**Work to complete**
Pick out each line below containing "肿瘤营养".

·····

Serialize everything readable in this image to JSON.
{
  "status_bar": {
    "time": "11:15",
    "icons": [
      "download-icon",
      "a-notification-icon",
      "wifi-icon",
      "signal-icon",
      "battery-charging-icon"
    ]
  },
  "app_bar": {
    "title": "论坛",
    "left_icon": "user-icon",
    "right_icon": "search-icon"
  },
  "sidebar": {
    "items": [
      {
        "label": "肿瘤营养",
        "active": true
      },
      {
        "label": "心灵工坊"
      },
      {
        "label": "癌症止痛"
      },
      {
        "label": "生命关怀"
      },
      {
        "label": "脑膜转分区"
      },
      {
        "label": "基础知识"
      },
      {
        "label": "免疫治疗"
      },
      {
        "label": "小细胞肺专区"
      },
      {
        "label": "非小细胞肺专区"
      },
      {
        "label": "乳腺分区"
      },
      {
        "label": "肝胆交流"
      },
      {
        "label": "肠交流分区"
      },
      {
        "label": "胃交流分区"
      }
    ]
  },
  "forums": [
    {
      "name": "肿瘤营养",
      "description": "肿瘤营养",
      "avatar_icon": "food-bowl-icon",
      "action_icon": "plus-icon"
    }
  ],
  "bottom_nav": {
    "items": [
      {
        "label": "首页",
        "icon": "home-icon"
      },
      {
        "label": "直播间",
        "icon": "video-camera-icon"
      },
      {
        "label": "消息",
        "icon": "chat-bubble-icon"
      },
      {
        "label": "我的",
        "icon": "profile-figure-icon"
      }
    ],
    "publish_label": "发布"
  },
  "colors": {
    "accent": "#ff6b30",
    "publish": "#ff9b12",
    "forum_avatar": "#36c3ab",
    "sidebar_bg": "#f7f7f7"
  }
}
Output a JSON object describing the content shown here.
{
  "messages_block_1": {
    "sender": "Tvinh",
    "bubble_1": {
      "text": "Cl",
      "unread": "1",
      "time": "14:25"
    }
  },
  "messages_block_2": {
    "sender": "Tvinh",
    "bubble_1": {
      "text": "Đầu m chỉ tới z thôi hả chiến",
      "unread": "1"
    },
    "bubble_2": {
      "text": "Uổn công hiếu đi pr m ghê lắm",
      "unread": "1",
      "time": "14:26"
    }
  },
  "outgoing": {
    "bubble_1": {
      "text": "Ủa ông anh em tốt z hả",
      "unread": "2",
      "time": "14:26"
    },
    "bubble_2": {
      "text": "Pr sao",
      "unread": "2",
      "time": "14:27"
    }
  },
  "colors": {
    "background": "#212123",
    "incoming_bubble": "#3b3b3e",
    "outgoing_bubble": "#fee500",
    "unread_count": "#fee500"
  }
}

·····

**Answer**
        "label": "肿瘤营养",
      "name": "肿瘤营养",
      "description": "肿瘤营养",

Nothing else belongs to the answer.